The name “S-Class” derives from the German word “Sonderklasse” of which “S-Class” is an abbreviation. Sonderklasse means “special class” (or rather: “In a class of its own”), and in automotive terms thus refers to “a specially outfitted car.” Although used colloquially for decades, following its official application in 1972, five generations of officially-named S-Class sedans have been produced. Past two-door coupe models of the S-Class were known as SEC and later S-Coupe. In 1998 they were spun off in a separate line as the CL-Class, however it will be re-designated as the S-Coupe for the 2011 model year.
Models sold in North America are the S450 (2008-,SWB and Canada only), S400 Hybrid (2010- ), S550, S600, S63 AMG and S65 AMG; other models to be sold outside North America include the S280, S350, S300, S420 CDI and S320 CDI. The first W221 model released in North America and Japan was the S550 (called S500 outside North America and Japan), with the S600 arriving in the following spring. In the U.S., base prices for the W221 S-Class range from $87,475 for the S550, $144,975 for the S600, $127,775 for the S63 AMG and $194,775 for the S65 AMG.
In terms of performance, the S550 completes the 0–60 mph run in just 5.4 seconds. The car weighs about 2250 kg, but S65 AMG still makes 0–60 mph in just 4.2 second, although a 4.2 second 0-60 has never been claimed or tested, although various automobile magazines state that the S65 will never achieve a practical 0-60 time of under 5 seconds because of its execrable and abominable traction. The S 63 AMG and the S600 makes the same sprint in about 4.6 seconds. AMG claim that the S63 will pull from 50 mph to 70 mph in around 3.9 seconds while the S65 make it to 70 mph from 50 mph in 3.6 seconds.
Mercedes-Benz has traditionally introduced its safety innovations in the S-Class. For instance, the S-Class was the first car in Europe to incorporate airbags.
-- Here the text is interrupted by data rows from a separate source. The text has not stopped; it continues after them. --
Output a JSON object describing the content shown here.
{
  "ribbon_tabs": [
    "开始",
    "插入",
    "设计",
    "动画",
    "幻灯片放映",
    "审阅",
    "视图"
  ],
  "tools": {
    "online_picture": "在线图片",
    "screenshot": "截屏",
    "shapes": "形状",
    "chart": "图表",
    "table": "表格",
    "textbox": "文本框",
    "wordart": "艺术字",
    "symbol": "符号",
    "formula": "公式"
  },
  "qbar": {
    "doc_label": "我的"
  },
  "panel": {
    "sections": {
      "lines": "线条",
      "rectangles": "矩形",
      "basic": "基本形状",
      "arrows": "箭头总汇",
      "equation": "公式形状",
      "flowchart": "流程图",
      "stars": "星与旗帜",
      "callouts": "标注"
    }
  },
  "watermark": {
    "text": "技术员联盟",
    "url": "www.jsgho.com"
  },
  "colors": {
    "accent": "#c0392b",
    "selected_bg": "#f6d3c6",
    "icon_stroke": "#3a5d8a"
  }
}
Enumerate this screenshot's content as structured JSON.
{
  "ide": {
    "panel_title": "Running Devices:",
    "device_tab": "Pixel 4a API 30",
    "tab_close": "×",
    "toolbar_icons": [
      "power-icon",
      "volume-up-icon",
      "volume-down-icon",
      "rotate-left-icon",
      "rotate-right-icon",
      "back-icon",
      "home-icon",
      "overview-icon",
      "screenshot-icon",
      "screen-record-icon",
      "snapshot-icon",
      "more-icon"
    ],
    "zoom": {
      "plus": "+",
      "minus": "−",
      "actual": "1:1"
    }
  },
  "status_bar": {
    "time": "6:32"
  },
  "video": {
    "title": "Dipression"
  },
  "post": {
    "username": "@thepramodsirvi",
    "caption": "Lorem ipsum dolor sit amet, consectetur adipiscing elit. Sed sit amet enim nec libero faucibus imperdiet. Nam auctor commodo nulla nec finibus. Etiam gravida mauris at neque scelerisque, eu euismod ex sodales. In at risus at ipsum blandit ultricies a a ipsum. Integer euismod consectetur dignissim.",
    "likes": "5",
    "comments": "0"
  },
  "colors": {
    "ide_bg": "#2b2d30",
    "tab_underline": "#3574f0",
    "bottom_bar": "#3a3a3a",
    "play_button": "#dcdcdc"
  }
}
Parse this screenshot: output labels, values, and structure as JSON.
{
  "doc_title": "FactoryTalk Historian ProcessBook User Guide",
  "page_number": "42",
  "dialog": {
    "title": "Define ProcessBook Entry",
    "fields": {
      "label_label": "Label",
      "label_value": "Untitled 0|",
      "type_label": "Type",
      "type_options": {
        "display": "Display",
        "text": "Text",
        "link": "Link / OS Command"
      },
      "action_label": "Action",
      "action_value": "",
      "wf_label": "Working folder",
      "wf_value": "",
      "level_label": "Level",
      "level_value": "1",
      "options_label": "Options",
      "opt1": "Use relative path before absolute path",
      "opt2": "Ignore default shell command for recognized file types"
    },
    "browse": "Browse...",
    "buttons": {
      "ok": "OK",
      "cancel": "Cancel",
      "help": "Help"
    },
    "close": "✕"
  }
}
S-Class safety features included innovations in active safety (accident avoidance), passive safety (collision protection), and holistic safety (integration of both active and passive safety features). Active safety features include: ABS braking in 1978 (acts to reduce braking distances and improve stopping control; co-developed with Bosch); traction control and Electronic Stability Program (ESP) in 1995 (improves driver control during difficult road conditions); and Brake Assist (provides full braking power during emergency stops). In 2005, a new infrared night vision feature was introduced (improves visibility during nighttime conditions). Despite the popular misconception, the S-Class was not the first car fitted with ABS braking technology, although some credit can be given for popularizing this now largely standard feature (ABS was initially an option on most models of the W126 S-Class).
Passive safety features include: crumple zones in 1957 (vehicle body structure absorbs the force of impact); three-point seatbelts in 1965 (provides additional torso/body protection); collapsible steering column (prevents the steering column from protruding into the cabin during accidents), strengthened occupant cell enhanced occupant protection during severe impacts (rollovers); pre-accident seatbelt tensioning (tightens seatbelts prior to impact), and sandwich platforms (allows the engine to slide under the occupants in a head-on collision).
PRE-SAFE, Mercedes-Benz’s holistic safety feature, was introduced on the S-Class in 2002. PRE-SAFE integrates multiple active and passive safety features for a “safety net” approach to vehicle safety by attempting to prevent accidents; if accidents do occur, PRE-SAFE aims to reduce occupant injury. In the latest version of this pre-collision system, PRE-SAFE will prime the brake assist system, lock the doors to prevent accidental opening during the accident, adjust the seats, close the windows and sunroof, and tighten seatbelts during certain types of collisions. In the event an accident results in a roll over, the PRE-SAFE feature unlock the doors and lower the windows approximately one half-inch to allow you to exit or safety workers to gain access easily.
Road accident statistics on a model-by-model basis from the UK Department of Transport show that the Mercedes-Benz S-Class is one of the safest cars on the UK roads (measured in terms of chance of death in an accident).